As soon as Wilkinson notified the BCIF of his intent to close Seeing Hearts at the end of this month, Shepherd’s House immediately began working with Wilkinson and the BCIF to take over the large home and community building on 10 acres at 3288 Lebanon Road to establish a transitional home for women said Shepherd’s House Community Outreach Coordinator Roger Fox.

Before the program can commence though, a conditional use permit for the property must be approved by the Danville-Boyle County Board of Adjustments. A public hearing will be at 5 p.m. Tuesday, Feb. 16 at Danville City Hall.

The need for housing for people in recovery “is a huge issue in Boyle County,” Fox said. “The need for housing for women is the biggest barrier in their returning from incarceration and treatment.”

Fox said Shepherd’s House has operated a transitional housing program in Lexington for 30 years. Boyle County’s women’s program will be modeled after it, Fox explained.

All of the structured recovery services and group meetings including the Circle of Hope meetings will take place at the Shepherd’s House Third Street office. The house on Lebanon Road will be their home, Fox said.

It’s beautiful.
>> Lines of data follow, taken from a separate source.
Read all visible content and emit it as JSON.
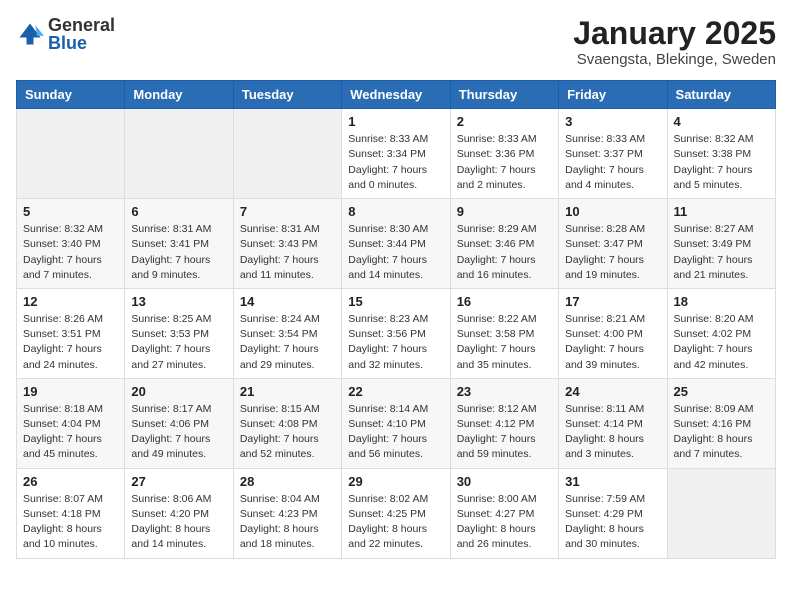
{
  "header": {
    "logo_general": "General",
    "logo_blue": "Blue",
    "title": "January 2025",
    "subtitle": "Svaengsta, Blekinge, Sweden"
  },
  "weekdays": [
    "Sunday",
    "Monday",
    "Tuesday",
    "Wednesday",
    "Thursday",
    "Friday",
    "Saturday"
  ],
  "weeks": [
    [
      {
        "day": "",
        "info": ""
      },
      {
        "day": "",
        "info": ""
      },
      {
        "day": "",
        "info": ""
      },
      {
        "day": "1",
        "info": "Sunrise: 8:33 AM\nSunset: 3:34 PM\nDaylight: 7 hours\nand 0 minutes."
      },
      {
        "day": "2",
        "info": "Sunrise: 8:33 AM\nSunset: 3:36 PM\nDaylight: 7 hours\nand 2 minutes."
      },
      {
        "day": "3",
        "info": "Sunrise: 8:33 AM\nSunset: 3:37 PM\nDaylight: 7 hours\nand 4 minutes."
      },
      {
        "day": "4",
        "info": "Sunrise: 8:32 AM\nSunset: 3:38 PM\nDaylight: 7 hours\nand 5 minutes."
      }
    ],
    [
      {
        "day": "5",
        "info": "Sunrise: 8:32 AM\nSunset: 3:40 PM\nDaylight: 7 hours\nand 7 minutes."
      },
      {
        "day": "6",
        "info": "Sunrise: 8:31 AM\nSunset: 3:41 PM\nDaylight: 7 hours\nand 9 minutes."
      },
      {
        "day": "7",
        "info": "Sunrise: 8:31 AM\nSunset: 3:43 PM\nDaylight: 7 hours\nand 11 minutes."
      },
      {
        "day": "8",
        "info": "Sunrise: 8:30 AM\nSunset: 3:44 PM\nDaylight: 7 hours\nand 14 minutes."
      },
      {
        "day": "9",
        "info": "Sunrise: 8:29 AM\nSunset: 3:46 PM\nDaylight: 7 hours\nand 16 minutes."
      },
      {
        "day": "10",
        "info": "Sunrise: 8:28 AM\nSunset: 3:47 PM\nDaylight: 7 hours\nand 19 minutes."
      },
      {
        "day": "11",
        "info": "Sunrise: 8:27 AM\nSunset: 3:49 PM\nDaylight: 7 hours\nand 21 minutes."
      }
    ],
    [
      {
        "day": "12",
        "info": "Sunrise: 8:26 AM\nSunset: 3:51 PM\nDaylight: 7 hours\nand 24 minutes."
      },
      {
        "day": "13",
        "info": "Sunrise: 8:25 AM\nSunset: 3:53 PM\nDaylight: 7 hours\nand 27 minutes."
      },
      {
        "day": "14",
        "info": "Sunrise: 8:24 AM\nSunset: 3:54 PM\nDaylight: 7 hours\nand 29 minutes."
      },
      {
        "day": "15",
        "info": "Sunrise: 8:23 AM\nSunset: 3:56 PM\nDaylight: 7 hours\nand 32 minutes."
      },
      {
        "day": "16",
        "info": "Sunrise: 8:22 AM\nSunset: 3:58 PM\nDaylight: 7 hours\nand 35 minutes."
      },
      {
        "day": "17",
        "info": "Sunrise: 8:21 AM\nSunset: 4:00 PM\nDaylight: 7 hours\nand 39 minutes."
      },
      {
        "day": "18",
        "info": "Sunrise: 8:20 AM\nSunset: 4:02 PM\nDaylight: 7 hours\nand 42 minutes."
      }
    ],
    [
      {
        "day": "19",
        "info": "Sunrise: 8:18 AM\nSunset: 4:04 PM\nDaylight: 7 hours\nand 45 minutes."
      },
      {
        "day": "20",
        "info": "Sunrise: 8:17 AM\nSunset: 4:06 PM\nDaylight: 7 hours\nand 49 minutes."
      },
      {
        "day": "21",
        "info": "Sunrise: 8:15 AM\nSunset: 4:08 PM\nDaylight: 7 hours\nand 52 minutes."
      },
      {
        "day": "22",
        "info": "Sunrise: 8:14 AM\nSunset: 4:10 PM\nDaylight: 7 hours\nand 56 minutes."
      },
      {
        "day": "23",
        "info": "Sunrise: 8:12 AM\nSunset: 4:12 PM\nDaylight: 7 hours\nand 59 minutes."
      },
      {
        "day": "24",
        "info": "Sunrise: 8:11 AM\nSunset: 4:14 PM\nDaylight: 8 hours\nand 3 minutes."
      },
      {
        "day": "25",
        "info": "Sunrise: 8:09 AM\nSunset: 4:16 PM\nDaylight: 8 hours\nand 7 minutes."
      }
    ],
    [
      {
        "day": "26",
        "info": "Sunrise: 8:07 AM\nSunset: 4:18 PM\nDaylight: 8 hours\nand 10 minutes."
      },
      {
        "day": "27",
        "info": "Sunrise: 8:06 AM\nSunset: 4:20 PM\nDaylight: 8 hours\nand 14 minutes."
      },
      {
        "day": "28",
        "info": "Sunrise: 8:04 AM\nSunset: 4:23 PM\nDaylight: 8 hours\nand 18 minutes."
      },
      {
        "day": "29",
        "info": "Sunrise: 8:02 AM\nSunset: 4:25 PM\nDaylight: 8 hours\nand 22 minutes."
      },
      {
        "day": "30",
        "info": "Sunrise: 8:00 AM\nSunset: 4:27 PM\nDaylight: 8 hours\nand 26 minutes."
      },
      {
        "day": "31",
        "info": "Sunrise: 7:59 AM\nSunset: 4:29 PM\nDaylight: 8 hours\nand 30 minutes."
      },
      {
        "day": "",
        "info": ""
      }
    ]
  ]
}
It’s a big space. I can’t wait for them to get out there and learn about themselves. You don’t know who you are when you’re beginning your recovery,” Fox explained.

The furnished home has living quarters for eight residents and a house manager, a modern kitchen, huge dining room and spacious family living area. Right across from the home is another large two-story building referred to as the community room, Fox said. It’s outfitted with a ping pong table, exercise equipment and computer stations. “There’s space for whatever they want to explore.”

The women will have time and space to “find things that they’re interested in, like gardening and watching the wildlife. He also envisions community volunteers could come out and teach yoga and other classes.

Shepherd’s House is also partnering with New Vista and Southland Christian Church to help the recovering residents, Fox said.

And with the community’s support and partnerships, “What’s important in recovery is people investing in people,” Fox said. “We want people from the church and from the community, and women specifically, to invest in these women. Help them learn how to be mothers again. How to have relationships with other women, because a lot of times they don’t know how to have healthy relationships with other women. That’s going to be one of the goals we’re trying to instill.”

The home will be staffed 24 hours a day, seven days a week, Fox said. The program will also provide case managers and peer support groups.

“The women will also be required to find jobs and pay about $120 a week in rent which includes housing, food, therapy. Therapy alone costs between $80 to $100 an hour “in the real world,” Fox said.

Paying their own way “instills self-worth,” Fox said.

Women who want to participate in the transitional program are required to have a minimum of 30 days sobriety whether they were incarcerated or living at an in-patient treatment facility. Priority will be given to women who are Boyle and Mercer county residents, Fox said.

Eventually, visitors may be allowed so the women can see their families. But they will be closely monitored. “We are very protective of our house for safety reasons.”

Boyle County Jailer Brian Wofford said, “There is a definite need for women to be able to achieve and sustain sobriety in our community. It will provide transitional housing and give them a safe, stable environment and the support they need to rebuild their lives.”

Wofford said, “Kentucky is second in the nation for incarcerated women. … By looking at our jail population, I can see a severe need for this.”

He added, “I’m happy to see our community opening a transitional house for women.”

• The Danville-Boyle County Board of Adjustments will have a public hearing for Shepherd’s House Women’s Recovery Housing Program request for a conditional use permit for the property located at 3288 Lebanon Road at 5 p.m. Feb. 16 at Danville City Hall.

• Women who want to apply for the transitional housing program may call The Shepherd’s House at 859-209-4242.